- Keepon: This cute, yellow, dancing robot is currently my favorite robot. His little eyes are two cameras and his nose is a microphone. His mastery of expressive head bobbing is quite impressive. I want to get a close-up shot of his insides which are actually quite complex. He will also be making an appearance with Spoon on the 10th
- Chroino: This little robot is totally bad-ass. Check out his strut and watch him stand up, like a person would, unlike a Robosapien 2. This will be one of my next robot purchases!
- Kiyomori[Warning Flash + Music]: Personally I've always thought that the world needed more robots wearing traditional samurai armor replete with swords. I hope that nobody pisses off Kyomori and loses an arm.
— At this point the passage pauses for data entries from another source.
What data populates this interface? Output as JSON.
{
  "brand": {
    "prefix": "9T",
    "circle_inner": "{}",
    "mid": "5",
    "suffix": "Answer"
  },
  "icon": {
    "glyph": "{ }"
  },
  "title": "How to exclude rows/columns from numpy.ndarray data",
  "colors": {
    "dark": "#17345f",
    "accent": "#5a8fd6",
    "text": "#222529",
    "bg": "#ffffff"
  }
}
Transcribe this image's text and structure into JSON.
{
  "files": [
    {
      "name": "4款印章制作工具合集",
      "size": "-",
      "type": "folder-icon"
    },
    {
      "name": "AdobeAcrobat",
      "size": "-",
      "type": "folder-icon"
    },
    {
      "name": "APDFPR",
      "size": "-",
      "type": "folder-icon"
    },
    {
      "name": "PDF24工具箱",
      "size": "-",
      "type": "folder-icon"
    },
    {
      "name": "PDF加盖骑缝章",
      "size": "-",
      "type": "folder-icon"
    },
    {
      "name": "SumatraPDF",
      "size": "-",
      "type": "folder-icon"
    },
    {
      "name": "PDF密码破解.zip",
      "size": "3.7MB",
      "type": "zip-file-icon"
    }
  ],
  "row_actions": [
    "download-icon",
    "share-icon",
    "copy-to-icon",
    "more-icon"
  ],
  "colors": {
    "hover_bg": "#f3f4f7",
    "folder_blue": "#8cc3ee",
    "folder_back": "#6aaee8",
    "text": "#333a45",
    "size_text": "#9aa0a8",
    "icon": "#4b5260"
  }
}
- Hubo FX-1: Holy smokes, the alpa stages of mech warriors are upon us! In Korea, "human-riding robot" doesn't ride you, you ride robot.
- HumanKind: Hanson Robotics has endeavored to create expressive robot heads that appear to be human. I don't know if I'm the only person who is creeped out by this, but I'm guessing that I'm not. Their new head, Joey Chaos, is a "one of a kind humanoid rock star is known for his attitude and smart remarks," I guess that could be fairly entertaining.
- Zou Ren Ti: What's creepier than an expressive robotic head? How about creating your twin in robot form. Yep, Xi'an wins.
- Takanishi Bots: There is something really retro about the assorted robots from Takanishi. The WL-16RIII looks pretty original though and the WABIAN-2R looks more modern than their other offerings.
- REEM-A: Pal Technology's REEM-A robot has a sense of equilibrium and if you try and push him over he will regain his balance. I wonder what happens if you push him too hard?
- Juke Bots: My German isn't so great, but from what I can tell from the pictures, the Juke Bots are a pair of what look like industrial welding robots that dance to music. Dancing robots are always crowd pleasers, and oddly enough dancing is a common robot design feature.
- Shadow Hand: This robotic hand is supposedly "the most advanced Dexterous Hand in the world." It looks pretty complicated, containing 40 air muscles.
- BodyBug: I'm not really sure what the point of this robot is, and the demo video, which was clearly inspired by, if not blatantly stolen from, Apple, confuses me even more. I guess it's a robot for playing a dancing game with your friends? I have no idea, but I suppose I'll find out more at Nextfest.
- Salamandra robotica: Ok so this isn't the most interesting robot ever, but the page has some neat motion graphs.
- The LEMUR Robots: NASA's multi-limbed bots look like a cross between robotic insects and big-eyed lemurs. Apparently they can climb walls.
- Outerspace: This robot looks like your average desk lamp, but comes alive and responds to your input as you can see in this video.
- Recon Scout - Reconnaissance Robot: This little dumbbell shaped robot is remote controlled and made for military work. You can toss the Recon Scout into a battle zone and drive it around to get an idea of what lies ahead.
- SRR: Sample-Return Rover: These venerable robots created in 1997 and 2000 may be old, but they're still useful. They can even work together to retrieve samples in hazardous environments.
- Glowbots: These intercommunicating, interactive, LED-encrusted robots remind me of a physical version of Conway's Game of Life. You can watch some videos of the Glowbots here.
Wired Nextfest takes place September 13th through the 16th in the South Hall of the LA Convention Center. Tickets will run you $20 if you're and adult, $15 with a student ID, and kids 2-12 are $5.